About this exercise: Across the following data, state how many lines include the word "highlighted". Provide the number alone.
━━ Dataset ━━
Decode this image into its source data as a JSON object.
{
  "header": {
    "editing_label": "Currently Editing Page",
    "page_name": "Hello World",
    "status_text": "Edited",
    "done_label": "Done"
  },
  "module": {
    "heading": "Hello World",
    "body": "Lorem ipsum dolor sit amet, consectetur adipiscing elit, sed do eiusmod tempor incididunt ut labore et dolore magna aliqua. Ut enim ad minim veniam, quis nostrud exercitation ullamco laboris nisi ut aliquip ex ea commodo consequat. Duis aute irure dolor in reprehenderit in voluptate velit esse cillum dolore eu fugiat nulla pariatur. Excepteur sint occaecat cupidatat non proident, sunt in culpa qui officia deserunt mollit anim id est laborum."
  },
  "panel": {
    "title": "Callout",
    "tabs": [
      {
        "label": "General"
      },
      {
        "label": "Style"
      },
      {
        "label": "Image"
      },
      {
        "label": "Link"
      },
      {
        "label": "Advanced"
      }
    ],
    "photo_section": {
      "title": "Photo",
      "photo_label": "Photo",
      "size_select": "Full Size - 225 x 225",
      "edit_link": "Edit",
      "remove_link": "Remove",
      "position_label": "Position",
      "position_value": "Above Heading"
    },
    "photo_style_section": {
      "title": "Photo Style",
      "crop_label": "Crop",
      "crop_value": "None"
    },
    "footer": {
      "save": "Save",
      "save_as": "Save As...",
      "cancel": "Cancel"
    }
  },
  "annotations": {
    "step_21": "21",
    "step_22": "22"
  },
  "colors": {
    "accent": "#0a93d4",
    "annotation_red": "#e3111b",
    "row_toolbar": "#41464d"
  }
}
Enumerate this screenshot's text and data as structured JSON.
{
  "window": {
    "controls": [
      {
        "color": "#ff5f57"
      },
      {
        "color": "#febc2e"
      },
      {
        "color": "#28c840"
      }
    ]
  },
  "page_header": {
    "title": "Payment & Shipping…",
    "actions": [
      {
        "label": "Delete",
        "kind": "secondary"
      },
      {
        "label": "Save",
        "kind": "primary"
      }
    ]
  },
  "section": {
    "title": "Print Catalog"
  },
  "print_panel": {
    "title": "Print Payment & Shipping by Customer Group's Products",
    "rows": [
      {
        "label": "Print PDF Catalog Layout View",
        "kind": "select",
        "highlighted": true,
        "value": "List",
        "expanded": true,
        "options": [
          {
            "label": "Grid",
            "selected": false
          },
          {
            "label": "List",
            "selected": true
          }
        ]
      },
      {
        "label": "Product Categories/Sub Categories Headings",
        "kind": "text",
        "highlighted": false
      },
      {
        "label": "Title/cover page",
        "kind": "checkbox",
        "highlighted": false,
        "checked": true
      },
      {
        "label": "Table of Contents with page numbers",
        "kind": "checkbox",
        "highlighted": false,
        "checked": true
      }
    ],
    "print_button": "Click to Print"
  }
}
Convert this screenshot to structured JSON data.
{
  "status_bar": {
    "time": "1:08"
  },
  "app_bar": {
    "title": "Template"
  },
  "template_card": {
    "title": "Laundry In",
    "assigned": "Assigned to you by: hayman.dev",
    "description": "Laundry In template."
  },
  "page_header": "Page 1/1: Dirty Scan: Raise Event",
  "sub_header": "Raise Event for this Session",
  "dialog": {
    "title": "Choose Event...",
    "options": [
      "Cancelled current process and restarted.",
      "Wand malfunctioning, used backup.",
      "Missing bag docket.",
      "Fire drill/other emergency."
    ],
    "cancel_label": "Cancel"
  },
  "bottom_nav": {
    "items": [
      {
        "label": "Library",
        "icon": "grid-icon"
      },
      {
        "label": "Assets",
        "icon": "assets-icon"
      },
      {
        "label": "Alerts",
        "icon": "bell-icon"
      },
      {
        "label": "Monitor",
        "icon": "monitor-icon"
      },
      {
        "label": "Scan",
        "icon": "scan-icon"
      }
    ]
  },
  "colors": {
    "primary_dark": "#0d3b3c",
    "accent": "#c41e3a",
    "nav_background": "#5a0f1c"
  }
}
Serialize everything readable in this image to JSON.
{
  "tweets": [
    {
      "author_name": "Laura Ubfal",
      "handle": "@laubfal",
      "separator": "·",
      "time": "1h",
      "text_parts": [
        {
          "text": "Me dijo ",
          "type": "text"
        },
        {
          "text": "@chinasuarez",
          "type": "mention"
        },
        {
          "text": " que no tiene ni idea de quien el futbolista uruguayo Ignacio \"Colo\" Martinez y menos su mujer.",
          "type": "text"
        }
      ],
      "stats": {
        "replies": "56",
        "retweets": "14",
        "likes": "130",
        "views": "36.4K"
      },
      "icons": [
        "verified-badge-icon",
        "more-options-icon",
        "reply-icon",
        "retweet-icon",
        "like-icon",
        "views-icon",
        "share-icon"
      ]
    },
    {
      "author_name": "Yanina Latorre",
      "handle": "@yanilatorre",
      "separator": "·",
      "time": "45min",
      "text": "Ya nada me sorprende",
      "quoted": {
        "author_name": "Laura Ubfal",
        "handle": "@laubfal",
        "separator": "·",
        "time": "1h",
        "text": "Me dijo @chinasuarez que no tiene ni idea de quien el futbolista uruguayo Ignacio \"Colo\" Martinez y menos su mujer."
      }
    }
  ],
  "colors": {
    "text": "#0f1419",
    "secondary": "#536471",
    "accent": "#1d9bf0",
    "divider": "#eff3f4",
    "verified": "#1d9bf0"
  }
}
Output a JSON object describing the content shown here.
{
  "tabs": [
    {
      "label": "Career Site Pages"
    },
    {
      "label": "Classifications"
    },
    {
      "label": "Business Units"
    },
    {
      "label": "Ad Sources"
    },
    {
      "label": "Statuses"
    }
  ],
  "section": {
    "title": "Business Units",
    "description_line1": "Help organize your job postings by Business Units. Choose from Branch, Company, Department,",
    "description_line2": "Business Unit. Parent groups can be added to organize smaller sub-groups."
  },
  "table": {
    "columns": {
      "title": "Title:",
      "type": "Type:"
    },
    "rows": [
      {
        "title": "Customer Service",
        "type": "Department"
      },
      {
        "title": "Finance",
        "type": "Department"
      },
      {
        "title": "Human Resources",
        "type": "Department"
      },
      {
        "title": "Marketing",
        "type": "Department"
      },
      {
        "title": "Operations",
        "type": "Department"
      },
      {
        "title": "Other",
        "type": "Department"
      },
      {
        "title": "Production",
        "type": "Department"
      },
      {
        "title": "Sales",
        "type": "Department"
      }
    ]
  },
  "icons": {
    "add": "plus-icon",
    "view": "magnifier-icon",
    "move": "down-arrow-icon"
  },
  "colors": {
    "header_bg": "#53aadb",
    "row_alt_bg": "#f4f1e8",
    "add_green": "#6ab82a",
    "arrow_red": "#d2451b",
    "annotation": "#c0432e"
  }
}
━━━
Answer to this problem: 4